A number of non-Christians read this newsletter, so I try to do what I can to not make this a “theology of social media” publication and more of a general view on how social media is affecting our hearts, minds, and souls from my Christian worldview. But on this final point I want to be very clear: whether or not you are a Christian, we will all give an account to God one day about how we behaved on social media. God is not absent from the internet, as much as it may feel that way sometimes.

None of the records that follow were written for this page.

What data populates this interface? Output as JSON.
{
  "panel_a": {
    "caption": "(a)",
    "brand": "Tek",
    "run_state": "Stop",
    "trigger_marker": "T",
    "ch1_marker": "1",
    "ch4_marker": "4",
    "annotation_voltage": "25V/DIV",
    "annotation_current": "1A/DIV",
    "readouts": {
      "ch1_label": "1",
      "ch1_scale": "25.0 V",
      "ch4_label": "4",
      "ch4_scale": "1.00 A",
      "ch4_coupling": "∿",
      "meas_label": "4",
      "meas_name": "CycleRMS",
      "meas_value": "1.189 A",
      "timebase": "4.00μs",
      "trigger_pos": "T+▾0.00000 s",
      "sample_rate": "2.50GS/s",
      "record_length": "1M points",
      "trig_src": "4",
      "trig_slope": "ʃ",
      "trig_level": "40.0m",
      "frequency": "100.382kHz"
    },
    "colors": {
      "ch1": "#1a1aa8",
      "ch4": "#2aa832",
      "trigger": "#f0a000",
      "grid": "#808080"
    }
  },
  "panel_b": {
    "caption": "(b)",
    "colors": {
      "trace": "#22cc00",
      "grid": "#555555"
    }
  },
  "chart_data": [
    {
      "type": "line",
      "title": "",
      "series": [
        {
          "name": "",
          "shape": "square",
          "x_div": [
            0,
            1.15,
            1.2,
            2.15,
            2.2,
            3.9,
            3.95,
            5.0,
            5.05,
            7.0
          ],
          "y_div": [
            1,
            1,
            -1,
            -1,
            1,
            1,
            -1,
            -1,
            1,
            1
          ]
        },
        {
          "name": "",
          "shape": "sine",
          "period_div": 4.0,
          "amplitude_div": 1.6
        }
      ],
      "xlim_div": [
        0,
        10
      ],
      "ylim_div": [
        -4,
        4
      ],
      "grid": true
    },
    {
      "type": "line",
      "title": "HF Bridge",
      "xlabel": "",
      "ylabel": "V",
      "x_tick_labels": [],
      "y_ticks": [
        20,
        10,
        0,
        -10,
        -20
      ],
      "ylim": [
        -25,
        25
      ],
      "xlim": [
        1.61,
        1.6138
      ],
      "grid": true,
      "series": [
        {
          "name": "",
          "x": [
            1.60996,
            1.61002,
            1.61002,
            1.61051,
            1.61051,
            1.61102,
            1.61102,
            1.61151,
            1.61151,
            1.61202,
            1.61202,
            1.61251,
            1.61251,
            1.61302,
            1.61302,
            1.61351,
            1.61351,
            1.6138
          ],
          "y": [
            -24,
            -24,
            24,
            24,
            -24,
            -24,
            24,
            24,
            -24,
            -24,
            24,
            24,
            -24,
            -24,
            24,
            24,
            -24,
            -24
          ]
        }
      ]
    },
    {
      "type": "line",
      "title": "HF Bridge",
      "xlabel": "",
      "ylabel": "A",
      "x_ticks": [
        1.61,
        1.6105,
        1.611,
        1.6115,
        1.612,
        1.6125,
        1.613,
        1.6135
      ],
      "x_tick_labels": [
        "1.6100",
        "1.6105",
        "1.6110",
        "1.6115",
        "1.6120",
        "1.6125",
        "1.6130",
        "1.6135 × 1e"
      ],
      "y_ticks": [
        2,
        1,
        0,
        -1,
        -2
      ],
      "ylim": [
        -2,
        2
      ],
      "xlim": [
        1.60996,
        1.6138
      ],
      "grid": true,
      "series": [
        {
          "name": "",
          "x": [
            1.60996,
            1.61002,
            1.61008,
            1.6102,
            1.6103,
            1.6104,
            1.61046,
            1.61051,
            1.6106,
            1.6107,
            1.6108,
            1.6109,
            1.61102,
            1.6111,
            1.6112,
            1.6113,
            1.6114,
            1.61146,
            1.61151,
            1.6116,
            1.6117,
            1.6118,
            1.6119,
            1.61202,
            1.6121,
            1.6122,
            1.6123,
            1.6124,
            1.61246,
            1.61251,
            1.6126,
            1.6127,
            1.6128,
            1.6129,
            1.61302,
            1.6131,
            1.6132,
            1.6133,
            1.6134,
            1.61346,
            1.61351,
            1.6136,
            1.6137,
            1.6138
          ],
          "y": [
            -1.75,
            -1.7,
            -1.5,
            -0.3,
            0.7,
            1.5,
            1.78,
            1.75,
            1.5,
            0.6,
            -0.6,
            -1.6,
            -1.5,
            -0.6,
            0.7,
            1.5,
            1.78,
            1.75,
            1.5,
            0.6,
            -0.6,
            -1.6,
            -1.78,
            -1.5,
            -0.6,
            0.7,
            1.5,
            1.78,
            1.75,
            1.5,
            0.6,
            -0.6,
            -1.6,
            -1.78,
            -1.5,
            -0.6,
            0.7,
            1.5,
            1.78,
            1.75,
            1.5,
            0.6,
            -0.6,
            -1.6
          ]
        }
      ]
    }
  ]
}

The internet, generally, is a common grace. It has done so much good in the world and has provided humanity with so many ways to help and serve each other. But it has also, of course, provided the most efficient outlet for collective sinful behavior the world has ever known. Social media platforms are full of negativity, misinformation, deception, and evil because social media platforms rely on mass amounts of activity from sinful people.

God is not uninterested in what we do online. He cares about how we conduct ourselves in comment sections. He actually pays attention to LinkedIn. We will explain our social media conduct before God one day, and praise God that we have a hope for forgiveness in Jesus Christ, because none of us can give a flawless defense of our online conduct.

Care About People

We are called to care about other people more than we care about ourselves. What we do on social media is not except from this calling. At the heart of all of the “wrong” or “bad” ways we use social media is, ultimately, a desire to use social media the way we want to use it regardless of how it may affect others.

In 2021, let’s all commit to conducting ourselves in such a way that lifts others up more than ourselves…and perhaps at great cost to ourselves. On Friday I’ll share some practical ways we can do that.